Here you’ll find one of the most acces­si­ble wildlife view­ing areas in Alas­ka. The marsh is a rest area for migra­to­ry birds includ­ing trum­peter swans, red­necked grebes, gold­en eyes, and pin­tails. Also watch for beavers, moose and bald eagles. You may even spot salmon spawn­ing in the deep­er water.

If you want to mar­vel at the sight of thou­sands of fish school­ing in gigan­tic tanks, take the self-guid­ed tour inside the state fish hatch­ery on the banks of Ship Creek east of down­town. The muse­um-qual­i­ty obser­va­tion deck offers inti­mate views of a com­plex oper­a­tion that pro­duces up to six mil­lion sport fish each year.

Crys­tal-clear Willi­waw Creek and its bank-side trail sys­tem in Portage Val­ley at the head of Tur­na­gain Arm offers excep­tion­al­ly good con­di­tions for watch­ing spawn­ing in action. Coho, sock­eye and chum salmon con­verge on the creek as it winds through the brushy flats begin­ning in mid-August, with some late-arriv­ing fish still present after first frost in the fall.

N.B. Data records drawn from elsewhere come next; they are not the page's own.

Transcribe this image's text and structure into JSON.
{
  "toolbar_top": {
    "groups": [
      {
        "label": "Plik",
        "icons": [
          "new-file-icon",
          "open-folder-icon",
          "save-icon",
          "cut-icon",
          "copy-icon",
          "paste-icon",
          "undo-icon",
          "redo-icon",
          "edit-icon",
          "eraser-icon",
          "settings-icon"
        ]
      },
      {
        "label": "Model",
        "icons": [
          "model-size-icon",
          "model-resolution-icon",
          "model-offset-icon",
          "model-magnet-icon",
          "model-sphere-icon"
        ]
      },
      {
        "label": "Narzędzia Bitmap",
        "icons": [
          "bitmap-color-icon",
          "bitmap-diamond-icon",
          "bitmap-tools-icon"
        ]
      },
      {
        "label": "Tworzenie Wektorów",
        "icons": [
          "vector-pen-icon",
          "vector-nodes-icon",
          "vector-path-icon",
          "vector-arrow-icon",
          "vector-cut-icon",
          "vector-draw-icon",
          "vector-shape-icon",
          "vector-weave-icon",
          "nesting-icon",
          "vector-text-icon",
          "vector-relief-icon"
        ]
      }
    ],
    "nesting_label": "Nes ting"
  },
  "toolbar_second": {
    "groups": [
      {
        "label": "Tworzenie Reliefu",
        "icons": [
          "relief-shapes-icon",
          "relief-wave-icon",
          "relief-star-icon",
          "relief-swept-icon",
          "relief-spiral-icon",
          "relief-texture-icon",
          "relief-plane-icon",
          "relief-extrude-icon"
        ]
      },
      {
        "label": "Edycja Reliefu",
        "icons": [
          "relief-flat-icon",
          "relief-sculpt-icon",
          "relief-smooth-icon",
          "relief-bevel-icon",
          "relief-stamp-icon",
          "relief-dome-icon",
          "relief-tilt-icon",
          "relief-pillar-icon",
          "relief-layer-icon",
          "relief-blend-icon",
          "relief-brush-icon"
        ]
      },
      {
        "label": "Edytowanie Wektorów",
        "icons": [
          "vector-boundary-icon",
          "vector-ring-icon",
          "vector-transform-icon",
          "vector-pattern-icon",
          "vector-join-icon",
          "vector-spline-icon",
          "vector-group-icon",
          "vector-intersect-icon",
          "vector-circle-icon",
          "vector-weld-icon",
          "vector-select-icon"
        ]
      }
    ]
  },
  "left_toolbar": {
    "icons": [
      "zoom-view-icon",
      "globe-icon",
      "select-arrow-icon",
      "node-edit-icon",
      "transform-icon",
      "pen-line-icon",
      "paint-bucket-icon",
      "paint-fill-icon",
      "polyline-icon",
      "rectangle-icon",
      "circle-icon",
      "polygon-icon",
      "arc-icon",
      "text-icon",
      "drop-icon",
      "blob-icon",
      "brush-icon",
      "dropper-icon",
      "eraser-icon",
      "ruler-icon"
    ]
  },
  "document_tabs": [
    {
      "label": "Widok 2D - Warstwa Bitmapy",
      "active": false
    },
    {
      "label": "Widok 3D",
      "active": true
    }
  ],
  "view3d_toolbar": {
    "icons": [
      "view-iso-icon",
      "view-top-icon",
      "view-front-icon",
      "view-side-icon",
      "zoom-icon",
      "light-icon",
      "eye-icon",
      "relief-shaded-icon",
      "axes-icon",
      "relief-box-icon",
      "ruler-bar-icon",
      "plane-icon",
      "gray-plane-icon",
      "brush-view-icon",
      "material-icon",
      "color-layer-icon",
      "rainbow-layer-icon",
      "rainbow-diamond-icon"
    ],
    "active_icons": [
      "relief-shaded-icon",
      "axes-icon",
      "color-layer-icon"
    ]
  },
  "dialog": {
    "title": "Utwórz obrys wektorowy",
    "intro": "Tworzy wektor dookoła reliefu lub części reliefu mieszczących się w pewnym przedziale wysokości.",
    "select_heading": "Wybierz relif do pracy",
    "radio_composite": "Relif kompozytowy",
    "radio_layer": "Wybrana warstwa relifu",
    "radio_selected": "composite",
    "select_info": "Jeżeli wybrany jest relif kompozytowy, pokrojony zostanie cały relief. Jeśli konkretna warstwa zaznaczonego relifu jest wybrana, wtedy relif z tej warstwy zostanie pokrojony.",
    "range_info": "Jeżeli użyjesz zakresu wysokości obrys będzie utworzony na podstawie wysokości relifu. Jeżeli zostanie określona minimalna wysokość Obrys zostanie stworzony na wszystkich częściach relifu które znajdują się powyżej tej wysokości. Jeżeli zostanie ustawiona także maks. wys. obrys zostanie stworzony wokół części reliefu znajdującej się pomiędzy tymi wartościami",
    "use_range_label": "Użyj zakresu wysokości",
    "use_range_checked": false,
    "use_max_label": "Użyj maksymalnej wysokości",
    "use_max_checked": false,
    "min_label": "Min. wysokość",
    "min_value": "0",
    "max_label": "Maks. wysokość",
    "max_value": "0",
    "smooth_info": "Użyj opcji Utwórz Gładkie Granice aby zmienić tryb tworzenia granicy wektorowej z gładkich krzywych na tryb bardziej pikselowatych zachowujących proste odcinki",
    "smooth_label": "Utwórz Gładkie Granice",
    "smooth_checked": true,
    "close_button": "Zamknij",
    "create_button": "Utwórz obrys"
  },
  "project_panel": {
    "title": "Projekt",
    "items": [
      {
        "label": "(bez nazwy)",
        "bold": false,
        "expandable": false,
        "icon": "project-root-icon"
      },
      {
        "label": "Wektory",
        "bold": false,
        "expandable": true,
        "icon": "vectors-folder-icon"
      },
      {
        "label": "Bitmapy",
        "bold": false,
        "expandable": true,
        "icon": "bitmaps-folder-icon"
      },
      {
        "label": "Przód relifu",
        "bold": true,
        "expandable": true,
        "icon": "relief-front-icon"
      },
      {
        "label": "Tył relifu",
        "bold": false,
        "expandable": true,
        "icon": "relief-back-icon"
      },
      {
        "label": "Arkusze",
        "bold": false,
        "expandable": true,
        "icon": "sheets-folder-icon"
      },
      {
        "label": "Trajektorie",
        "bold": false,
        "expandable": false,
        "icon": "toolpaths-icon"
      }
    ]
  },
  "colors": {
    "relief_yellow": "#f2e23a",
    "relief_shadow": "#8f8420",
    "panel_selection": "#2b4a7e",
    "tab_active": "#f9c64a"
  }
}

Thou­sands of pink salmon con­verge on Indi­an Creek each July and August, just about fill­ing this shal­low, easy-flow­ing stream south of Anchor­age along Tur­na­gain Arm from bank-to-bank. This amaz­ing nat­ur­al spec­ta­cle occurs in one of the eas­i­est places to view spawn­ing salmon in the region: No steep banks, crys­tal clear water and fish so close they could almost be touched.

For glimpses of the big Chi­nook salmon right inside the city’s indus­tri­al heart, check out the hatch­ery-seed­ed run at Ship Creek between late May into June. Hatch­ery-seed­ed coho salmon begin run­ning through the same waters in late July through August.

Vis­i­ble out­side the win­dows of the Mat-Su Con­ven­tion and Vis­i­tors Bureau, this state wildlife refuge is the result of the 1964 earth­quake. Lit­er­al­ly overnight, the land dropped by 6 to 20 feet; hay fields and pas­ture­land became salt flats and marsh­land. Once home to cows and grains, the land is now prime habi­tat for moose, birds, and fish. Some 20,000 acres are pro­tect­ed in the refuge, which is a pop­u­lar recre­ation and wildlife-viewing…  ...more

This 64.3 acre park has lots to offer with open fields, ski­jor­ing trails, a sled­ding hill, one soc­cer field, fish­ing dur­ing des­ig­nat­ed sea­sons, and a fish view­ing plat­form that is best dur­ing the mid to late summer.

Portage Val­ley south­east of Anchor­age at the head of Tur­na­gain Arm offers so many poten­tial adven­tures that you might have to tow a trail­er loaded with gear to sam­ple them all. What will you find here? Bik­ing, hik­ing, pic­nick­ing, fish­ing, pad­dling, wildlife view­ing, poten­tial ice­berg sight­ings — plus a nat­ur­al his­to­ry vis­i­tor cen­ter packed with inter­ac­tive dis­plays about the ecosys­tem of the val­ley and Prince William Sound. It’s like an outdoor  ...more

The dri­ve from Anchor­age to the sea­side com­mu­ni­ty of Seward begins with two hours of spec­tac­u­lar views as you pass between the dra­mat­ic shore­lines of Tur­na­gain Arm and the jut­ting peaks of the Chugach Mountains.